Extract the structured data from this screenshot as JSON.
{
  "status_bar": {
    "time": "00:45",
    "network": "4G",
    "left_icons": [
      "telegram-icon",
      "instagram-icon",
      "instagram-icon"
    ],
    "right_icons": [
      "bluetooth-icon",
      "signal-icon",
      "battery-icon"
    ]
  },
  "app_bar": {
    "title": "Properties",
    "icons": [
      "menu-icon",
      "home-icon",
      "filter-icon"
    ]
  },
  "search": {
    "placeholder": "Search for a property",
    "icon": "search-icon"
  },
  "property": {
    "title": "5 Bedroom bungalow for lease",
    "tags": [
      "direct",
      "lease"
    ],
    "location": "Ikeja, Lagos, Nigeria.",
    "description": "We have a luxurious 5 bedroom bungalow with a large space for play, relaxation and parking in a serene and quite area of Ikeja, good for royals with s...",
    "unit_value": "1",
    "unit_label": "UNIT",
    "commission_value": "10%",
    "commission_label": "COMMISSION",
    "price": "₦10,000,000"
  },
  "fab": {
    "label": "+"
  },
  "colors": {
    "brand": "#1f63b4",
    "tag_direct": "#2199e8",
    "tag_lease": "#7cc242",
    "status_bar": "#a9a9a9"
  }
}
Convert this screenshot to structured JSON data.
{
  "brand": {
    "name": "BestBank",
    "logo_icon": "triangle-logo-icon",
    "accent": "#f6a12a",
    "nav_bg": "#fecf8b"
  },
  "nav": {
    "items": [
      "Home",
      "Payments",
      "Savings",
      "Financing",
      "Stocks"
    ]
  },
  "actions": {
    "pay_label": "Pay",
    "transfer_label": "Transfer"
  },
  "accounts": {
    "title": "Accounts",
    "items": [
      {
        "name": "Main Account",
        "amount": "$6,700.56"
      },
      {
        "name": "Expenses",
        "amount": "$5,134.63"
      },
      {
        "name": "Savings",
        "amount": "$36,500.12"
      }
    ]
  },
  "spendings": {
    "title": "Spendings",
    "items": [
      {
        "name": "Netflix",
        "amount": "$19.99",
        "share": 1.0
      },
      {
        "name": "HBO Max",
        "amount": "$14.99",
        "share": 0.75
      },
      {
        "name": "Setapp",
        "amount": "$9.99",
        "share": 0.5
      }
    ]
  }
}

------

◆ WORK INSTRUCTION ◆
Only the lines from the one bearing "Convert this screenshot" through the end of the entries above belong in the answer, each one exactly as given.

◆ WRITTEN SOLUTION ◆
Convert this screenshot to structured JSON data.
{
  "brand": {
    "name": "BestBank",
    "logo_icon": "triangle-logo-icon",
    "accent": "#f6a12a",
    "nav_bg": "#fecf8b"
  },
  "nav": {
    "items": [
      "Home",
      "Payments",
      "Savings",
      "Financing",
      "Stocks"
    ]
  },
  "actions": {
    "pay_label": "Pay",
    "transfer_label": "Transfer"
  },
  "accounts": {
    "title": "Accounts",
    "items": [
      {
        "name": "Main Account",
        "amount": "$6,700.56"
      },
      {
        "name": "Expenses",
        "amount": "$5,134.63"
      },
      {
        "name": "Savings",
        "amount": "$36,500.12"
      }
    ]
  },
  "spendings": {
    "title": "Spendings",
    "items": [
      {
        "name": "Netflix",
        "amount": "$19.99",
        "share": 1.0
      },
      {
        "name": "HBO Max",
        "amount": "$14.99",
        "share": 0.75
      },
      {
        "name": "Setapp",
        "amount": "$9.99",
        "share": 0.5
      }
    ]
  }
}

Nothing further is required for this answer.